The Winter Blues: Seeking One’s “Wild Space” Through Creativity and from Within

Winter is not a season, it’s an occupation
 -Sinclair Lewis

A few months back, I wrote a reflection entitled “The Only Deadline is Dusk: Taking the Time Finding One’s ‘Wild Space’” about hiking in nature as a means to combat the stress of overthinking productivity. This time of year, with the grey clouds and heavy precipitation of various kinds out here in the Pacific Northwest, finding my “Wild Space” isn’t as easy and the “deadline” is much shorter. I find my focus scattered and try to overcompensate in productivity through busy work to try to overcompensate the apathy that comes from Cabin Fever. Further, the shift of priorities seems a more burdensome and the time indoors leads my mind to address hard issues that I put off, whether that’s in professional truths or in relationships.

While my means to embrace summertime and reconsider productivity was through hiking, I respond to the winter in a few different ways. I initially seek quick solutions, making an effort to get outside through snowshoeing and doing some shorter hikes, as well as go to the gym. This helps maintain my spirits and mimic the emotional homeostasis and physical exertion as being on a hike. But it’s not quite the same. As reality sets in, the limits that come with this season are embraced. Indeed, to better educate myself and to better articulate my writing this piece, I read a number of articles on the best way to maintain productivity to combat the winter doldrums, whether that applies to the workforce or to the home. Interestingly, I already utilized some of the suggestions, learning them out of personal experience.

I don’t try to take these suggestions all too seriously or be too self-critical, so that it exacerbates rather than relieves the doldrums. I start with some basic tasks as a means of making the best effort within my limits. Every winter I choose a “Blizzard Book” I consider a “hike for the mind.” It is a longer or more complex read, a means to push and maintain my focus. Examples in the past have been David Foster Wallace’s Infinite Jest and Charles Dickens’ Bleak House. My finishing these books evokes a greater sense of accomplishment. While reading is my means, there are a number of great “Blizzard Activities” to tackle for personal development and savor upon its completion.

I recognize there is always room personal improvement, and I feel winter is conducive for such improvement. For example, I perform some constructive busy work to enact a better personal space by which to more fully reflect but also relieve stress. A few years back I made a New Year’s resolution. Recognizing how cluttered my life had become after the holiday season with gifts, I decided to give away at least thing a month for the entire year. As inventory was taken of my things at least one item a month, it became a wonderful habit. I ended the year satisfied, and the fewer things around my apartment allowed me to better focus on more important things and less on cleaning and laundry. One article suggested moving Spring Cleaning in the office ahead of schedule. I would apply these suggestions to the personal space as well, as there are fewer distractions and individuals are generally inside their living space more often than in the warmer months and there are more outside opportunities.
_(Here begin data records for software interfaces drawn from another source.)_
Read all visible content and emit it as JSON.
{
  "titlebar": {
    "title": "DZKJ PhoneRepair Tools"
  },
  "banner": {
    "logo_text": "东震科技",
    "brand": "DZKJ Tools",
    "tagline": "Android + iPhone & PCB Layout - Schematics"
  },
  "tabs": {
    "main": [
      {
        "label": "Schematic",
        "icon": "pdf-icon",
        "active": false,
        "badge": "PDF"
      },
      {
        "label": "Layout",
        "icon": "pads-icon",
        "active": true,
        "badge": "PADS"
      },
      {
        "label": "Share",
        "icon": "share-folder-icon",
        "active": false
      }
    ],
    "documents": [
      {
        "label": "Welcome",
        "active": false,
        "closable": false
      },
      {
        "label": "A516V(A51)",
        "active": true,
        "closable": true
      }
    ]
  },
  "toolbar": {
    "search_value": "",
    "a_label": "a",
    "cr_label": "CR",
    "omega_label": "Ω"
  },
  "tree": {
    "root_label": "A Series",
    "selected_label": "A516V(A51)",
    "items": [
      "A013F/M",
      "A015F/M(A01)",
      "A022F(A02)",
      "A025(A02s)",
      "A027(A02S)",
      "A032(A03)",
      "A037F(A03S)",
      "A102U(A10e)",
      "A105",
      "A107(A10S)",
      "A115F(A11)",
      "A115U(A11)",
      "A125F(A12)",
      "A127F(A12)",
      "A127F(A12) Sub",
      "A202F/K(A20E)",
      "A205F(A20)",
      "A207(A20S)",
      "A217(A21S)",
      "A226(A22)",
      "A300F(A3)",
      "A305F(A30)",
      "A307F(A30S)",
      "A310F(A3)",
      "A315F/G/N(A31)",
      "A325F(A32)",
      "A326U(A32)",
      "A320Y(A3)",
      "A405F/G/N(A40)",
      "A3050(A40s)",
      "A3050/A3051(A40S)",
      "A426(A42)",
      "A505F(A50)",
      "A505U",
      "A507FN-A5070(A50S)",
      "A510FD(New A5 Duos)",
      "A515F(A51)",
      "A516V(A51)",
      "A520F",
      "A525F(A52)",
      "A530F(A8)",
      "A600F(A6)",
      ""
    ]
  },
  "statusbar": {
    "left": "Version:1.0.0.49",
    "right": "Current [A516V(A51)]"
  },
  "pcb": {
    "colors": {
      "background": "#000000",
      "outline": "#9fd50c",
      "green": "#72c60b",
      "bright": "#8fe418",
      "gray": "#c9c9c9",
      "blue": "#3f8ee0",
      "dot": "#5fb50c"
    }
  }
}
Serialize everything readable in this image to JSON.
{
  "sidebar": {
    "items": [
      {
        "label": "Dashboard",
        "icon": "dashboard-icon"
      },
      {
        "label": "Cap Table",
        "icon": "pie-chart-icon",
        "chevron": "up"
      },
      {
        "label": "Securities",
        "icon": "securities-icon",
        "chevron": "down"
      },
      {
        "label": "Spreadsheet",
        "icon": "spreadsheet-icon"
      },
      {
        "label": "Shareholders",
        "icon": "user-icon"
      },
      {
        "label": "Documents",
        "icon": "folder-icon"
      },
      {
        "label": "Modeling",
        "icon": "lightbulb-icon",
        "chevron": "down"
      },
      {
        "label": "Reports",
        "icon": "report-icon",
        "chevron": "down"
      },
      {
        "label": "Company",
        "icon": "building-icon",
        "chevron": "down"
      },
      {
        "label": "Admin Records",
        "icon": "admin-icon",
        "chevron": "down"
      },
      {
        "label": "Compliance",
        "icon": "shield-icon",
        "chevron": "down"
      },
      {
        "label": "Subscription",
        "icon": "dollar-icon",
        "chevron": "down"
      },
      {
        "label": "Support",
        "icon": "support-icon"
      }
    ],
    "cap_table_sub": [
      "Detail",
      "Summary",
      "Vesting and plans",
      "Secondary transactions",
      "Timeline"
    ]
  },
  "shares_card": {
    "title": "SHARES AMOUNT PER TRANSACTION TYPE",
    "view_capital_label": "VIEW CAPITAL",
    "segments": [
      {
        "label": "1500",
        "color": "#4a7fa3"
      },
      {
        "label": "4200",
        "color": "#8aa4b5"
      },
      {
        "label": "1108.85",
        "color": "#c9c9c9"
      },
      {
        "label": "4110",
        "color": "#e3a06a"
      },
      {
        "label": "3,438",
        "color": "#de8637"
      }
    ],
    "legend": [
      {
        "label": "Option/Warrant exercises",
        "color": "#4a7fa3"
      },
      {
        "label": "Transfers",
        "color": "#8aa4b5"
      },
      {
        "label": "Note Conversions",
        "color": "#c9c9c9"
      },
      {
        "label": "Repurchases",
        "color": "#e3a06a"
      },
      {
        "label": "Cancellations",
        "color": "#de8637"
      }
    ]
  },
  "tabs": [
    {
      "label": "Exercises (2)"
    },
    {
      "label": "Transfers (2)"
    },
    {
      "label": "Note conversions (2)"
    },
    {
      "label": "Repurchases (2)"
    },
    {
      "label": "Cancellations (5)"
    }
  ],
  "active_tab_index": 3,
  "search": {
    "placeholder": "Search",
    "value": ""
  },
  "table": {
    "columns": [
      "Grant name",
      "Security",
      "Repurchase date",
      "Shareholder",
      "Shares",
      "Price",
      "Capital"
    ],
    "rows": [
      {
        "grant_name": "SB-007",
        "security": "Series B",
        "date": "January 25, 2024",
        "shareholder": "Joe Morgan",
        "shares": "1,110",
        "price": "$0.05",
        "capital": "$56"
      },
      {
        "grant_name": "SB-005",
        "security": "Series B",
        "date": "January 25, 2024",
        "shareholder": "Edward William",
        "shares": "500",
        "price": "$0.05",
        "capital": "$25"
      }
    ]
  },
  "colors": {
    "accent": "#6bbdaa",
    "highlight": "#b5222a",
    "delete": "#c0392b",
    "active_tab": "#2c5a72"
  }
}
Besides the external changes in habits and in seeking solutions, I also seek greater depth from within during this time. I am an incredibly reflective person, but I find my winter reflection time to be deeper. I take solace in the sentiments of educator Parker Palmer, whose favorite article of mine you can find here. Every winter he goes to a cabin and seeks wisdom to articulate how to better handle the frustrations that come from cabin fever. One source is poet David Whyte: “Inside everyone/is a great shout of joy/waiting to be born.” I can empathize with these sentiments, for I find joy incredibly cathartic, making winter a season of renewal. The professional and personal goals I mentioned earlier are addressed and more fully considered. While they may lead to difficult truths, I have found this examination leading to positive steps in my life in the long run.

To conclude, I believe these practices are great for more fully actualizing one’s “Wild Space.” When the winter season arises, the baggage of work and other stresses are more fully resolved when the “Wild Spaces” are sought in better weather. Instead of just escaping the stresses at work and home, there will be fewer stresses to return to and the time out in nature can be more fully enjoyed. Further, one’s physical space at home and work is more organized so that the serenity derived from the “Wild Space” is continued more fully upon return. Cyclically, the feeling and remembrance of seeking one’s “Wild Space” can serve as great motivation to take the initiative in the wintertime to sustain that seeking for years to come. So while in winter it is not as easy to seek the “Wild Space” as much in a physical sense, in an internal sense, it is still a wonderful practice to strengthen and hone the human spirit.

Returning to Whyte: “So let this winter/of listening/be enough/for the new life/I must call my own.”